David Cook, Dipl. Arch (Dist.), B.A. (Hons.), ARB, RIBA, born in Manchester, UK, studied architecture in Manchester and London. He worked with Koski Solomon Ruthven in London before joining Behnisch Architekten in 1993. In 2006 he became a partner in Behnisch Architekten where he has since been responsible for spa baths, sports facilities, residential and university buildings in Germany and abroad, as well as for a concert hall in Latvia. David Cook is a frequent lecturer at universities, conferences and symposia in all parts of the world and recently served as the Belluschi Visiting Professor of Architecture at the University of Oregon. He was a joint author of the firm's joint touring exhibition with Transsolar, "Ecology.Design.Synergy", which has, until now, been staged in Europe, the USA, Mexico, Australia, New Zealand and many other countries.
Martin Haas, Dipl.-Ing. Arch., BDA, born 1967, studied architecture in Stuttgart and London, and joined the Behnisch practice in 1995. In 2006 he became a partner in Behnisch Architekten and has since then been responsible for projects in Germany, Italy and France; among them the Unilever headquarter building and the residential Marco Polo Tower in Hamburg's HafenCity. Together with an international team, Martin Haas developed the competition entry for the urban rejuvenation project "RiverParc" in Pittsburgh, PA, which won first prize in 2006. As an advocate of sustainable architecture, Martin Haas was a founding member of the "German Sustainable Building Council" and has been elected as a board member in 2007. Martin Haas is a frequent lecturer at university workshops, conferences and symposia all over the world, and also a guest professor at the University of Pennsylvania in Philadelphia.
Behnisch Architekten Stuttgart and Munich is directed by Stefan Behnisch and his partners David Cook and Martin Haas, with Robert Hösle and Stefan Rappold as additional partners for the Munich office. Behnisch Architekten, Los Angeles is directed by Stefan Behnisch and Christof Jantzen, and Behnisch Architekten, Boston by Stefan Behnisch and Robert Matthew Noblett.
Since the foundation of the firm, the social dimension of architecture has been a fundamental aspect of its design philosophy. The search for innovative and sustainable design solutions making optimum use of natural resources has produced a variety of buildings, each of which responds to specific user requirements and site conditions. Behnisch Architekten's work is widely acclaimed for its innovative sustainable solutions and high architectural quality, and most of the firm's projects received international awards.
According to the practice, we, as architects, are driven by the belief that our surroundings directly influence the quality of our lives, whether in the work place, at home or in the public spaces in between. This emphasis on the social dimension is fundamental to our design philosophy, which takes as its starting point the acknowledgement that architecture is generated by the needs of people, needs that may be spiritual as well as being material.
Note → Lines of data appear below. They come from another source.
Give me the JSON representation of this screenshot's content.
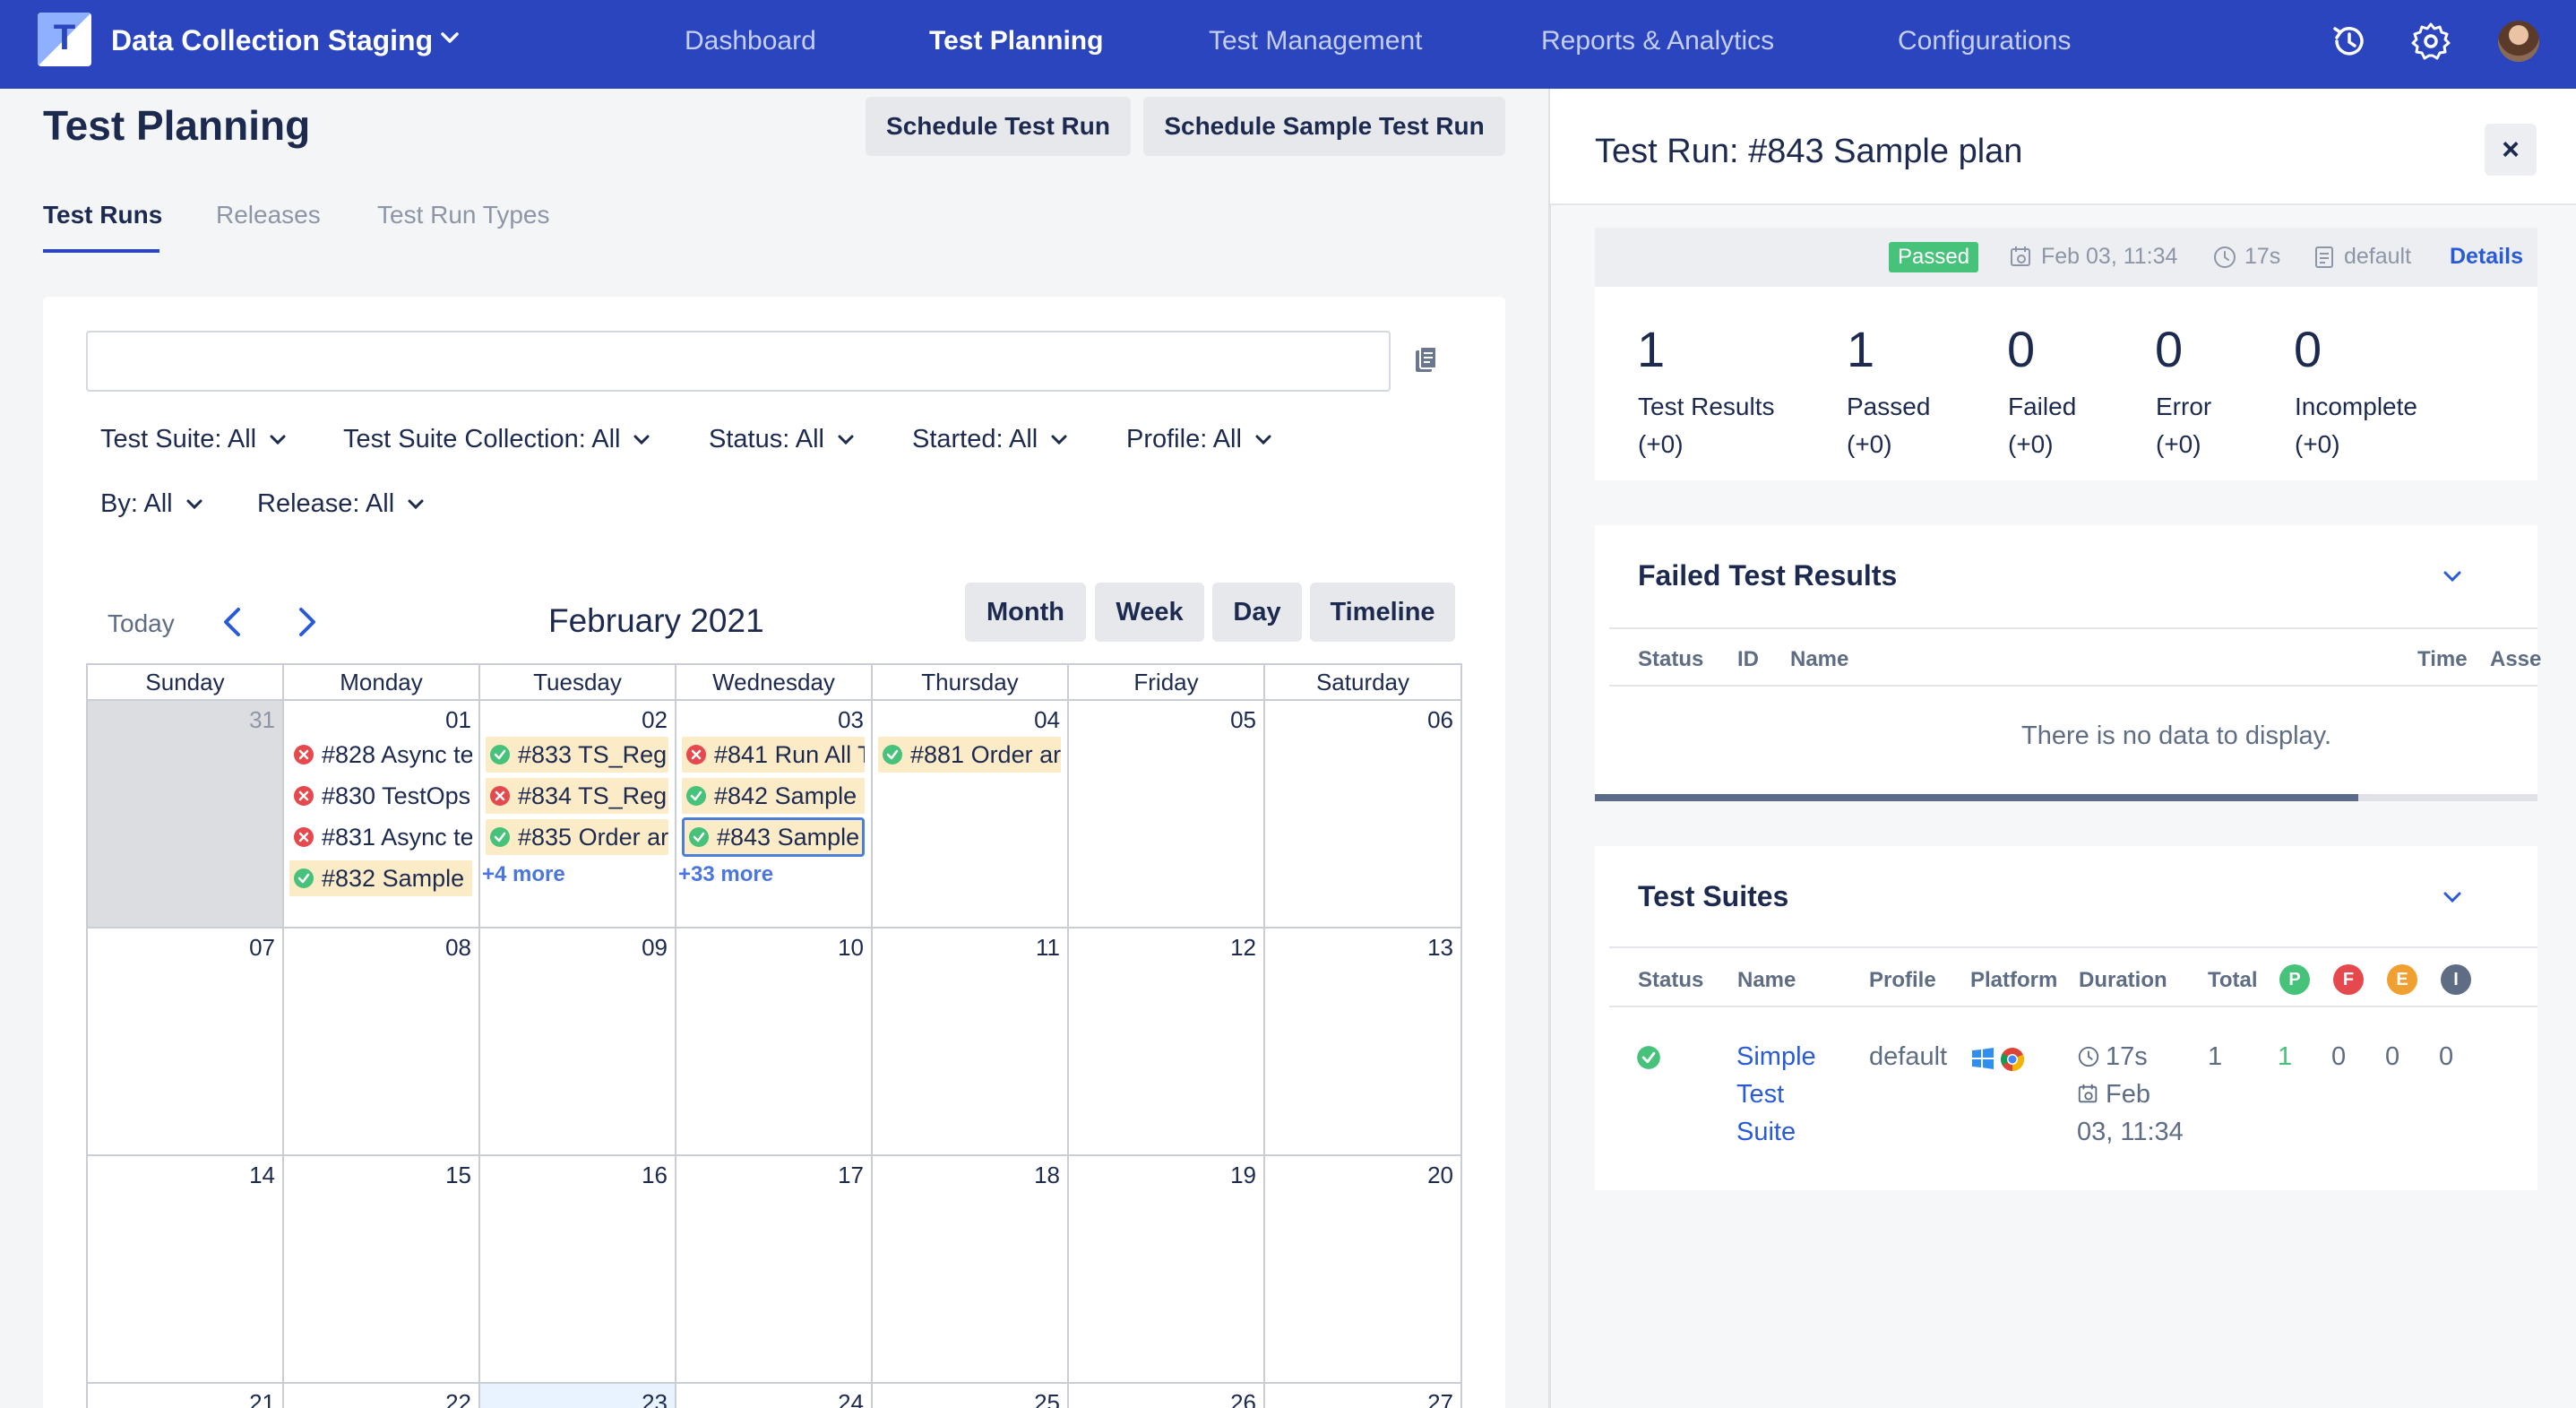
{
  "nav": {
    "project": "Data Collection Staging",
    "items": [
      "Dashboard",
      "Test Planning",
      "Test Management",
      "Reports & Analytics",
      "Configurations"
    ],
    "logo_letter": "T"
  },
  "page": {
    "title": "Test Planning",
    "buttons": {
      "schedule": "Schedule Test Run",
      "schedule_sample": "Schedule Sample Test Run"
    },
    "tabs": [
      "Test Runs",
      "Releases",
      "Test Run Types"
    ]
  },
  "filters": {
    "search_value": "",
    "items": [
      "Test Suite: All",
      "Test Suite Collection: All",
      "Status: All",
      "Started: All",
      "Profile: All",
      "By: All",
      "Release: All"
    ]
  },
  "calendar": {
    "today_label": "Today",
    "month_label": "February 2021",
    "views": [
      "Month",
      "Week",
      "Day",
      "Timeline"
    ],
    "weekdays": [
      "Sunday",
      "Monday",
      "Tuesday",
      "Wednesday",
      "Thursday",
      "Friday",
      "Saturday"
    ],
    "weeks": [
      [
        "31",
        "01",
        "02",
        "03",
        "04",
        "05",
        "06"
      ],
      [
        "07",
        "08",
        "09",
        "10",
        "11",
        "12",
        "13"
      ],
      [
        "14",
        "15",
        "16",
        "17",
        "18",
        "19",
        "20"
      ],
      [
        "21",
        "22",
        "23",
        "24",
        "25",
        "26",
        "27"
      ]
    ],
    "events": {
      "mon01": [
        "#828 Async te",
        "#830 TestOps",
        "#831 Async te",
        "#832 Sample"
      ],
      "tue02": [
        "#833 TS_Reg",
        "#834 TS_Reg",
        "#835 Order ar"
      ],
      "wed03": [
        "#841 Run All T",
        "#842 Sample",
        "#843 Sample"
      ],
      "thu04": [
        "#881 Order ar"
      ]
    },
    "more": {
      "tue02": "+4 more",
      "wed03": "+33 more"
    }
  },
  "panel": {
    "title": "Test Run: #843 Sample plan",
    "close": "×",
    "status_badge": "Passed",
    "date": "Feb 03, 11:34",
    "duration": "17s",
    "profile": "default",
    "details_link": "Details",
    "stats": [
      {
        "num": "1",
        "label": "Test Results",
        "delta": "(+0)"
      },
      {
        "num": "1",
        "label": "Passed",
        "delta": "(+0)"
      },
      {
        "num": "0",
        "label": "Failed",
        "delta": "(+0)"
      },
      {
        "num": "0",
        "label": "Error",
        "delta": "(+0)"
      },
      {
        "num": "0",
        "label": "Incomplete",
        "delta": "(+0)"
      }
    ],
    "failed": {
      "title": "Failed Test Results",
      "headers": [
        "Status",
        "ID",
        "Name",
        "Time",
        "Asse"
      ],
      "empty": "There is no data to display.",
      "scroll_progress": 0.81
    },
    "suites": {
      "title": "Test Suites",
      "headers": [
        "Status",
        "Name",
        "Profile",
        "Platform",
        "Duration",
        "Total"
      ],
      "count_icons": [
        "P",
        "F",
        "E",
        "I"
      ],
      "row": {
        "name_lines": [
          "Simple",
          "Test",
          "Suite"
        ],
        "profile": "default",
        "duration": "17s",
        "date_line1": "Feb",
        "date_line2": "03, 11:34",
        "total": "1",
        "p": "1",
        "f": "0",
        "e": "0",
        "i": "0"
      }
    }
  },
  "colors": {
    "nav_bg": "#2a45bd",
    "passed": "#47c27a",
    "failed": "#e5484d",
    "event_bg": "#fcebc7",
    "link": "#2a5bd7",
    "error_icon": "#f0a030",
    "incomplete_icon": "#5e6c84"
  }
}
Not only buildings but the quality of the urban environment affects our well-being. This concern for the physical context has produced a diverse portfolio of projects which are united by their sensitivity to the culture and climate of place, and by their desire to bring a new quality of life to their users and the context they inhabit.
We follow a design process that involves the clients in the development of architecture. In our projects, we work closely with the representatives of the client body and respective user groups. We present the development of the design on a regular basis not only to the clients but also to the future users of the building. We believe that this process improves and enriches the design whilst importantly preparing the future occupiers for their new home.
As architects we are asked to resolve an ever-increasing number of concerns and/or aspects, which are required to be taken into account in the development and realization of an idea. As the number of consultants increases, be they from the traditional planning disciplines or not, the role of the architect becomes ever more demanding. Representatives from these disciplines are often self-proclaimed specialists, often unwillingly pursuing their own interests at the expense of others. We consider it our responsibility as leaders of the Design Team to ensure that all parties involved in the potentially complex task of building are duly heard and given the opportunity to contribute, also ensuring that social and human aspects are paid due consideration important projects.
Among the projects realised in the past are the Institute for Forestry and Nature Research in Wageningen, the Netherlands (1998), a EU pilot project for ecological construction; the Norddeutsche Landesbank in Hannover (2002); the LEED Platinum-rated Genzyme Center in Cambridge, MA; the Terrence Donnelly Centre for Cellular and Biomolecular Research for the University of Toronto (together with architectsAlliance, 2005); The 'Haus im Haus' for the Chamber of Commerce, Hamburg, Germany; the Thermal Spas in Bad Aibling, Germany, and in Bad Kleinkirchheim, Austria – the latter three all completed in 2007. The oceanographic museum “OZEANEUM” in the Unesco heritage port of Stralsund, Germany, opened in July 2008, the Unilever Germany Headquarter Building in Hamburg's HafenCity in September 2009, followed by the residential Marco Polo Tower on the same site in 2010. In 2009, Behnisch Architekten finalized the planning for Harvard's Allston Science Complex in Boston, and in the fall of 2010 the National Centre for Tumour Diseases (NCT) in Heidelberg was handed over to the client.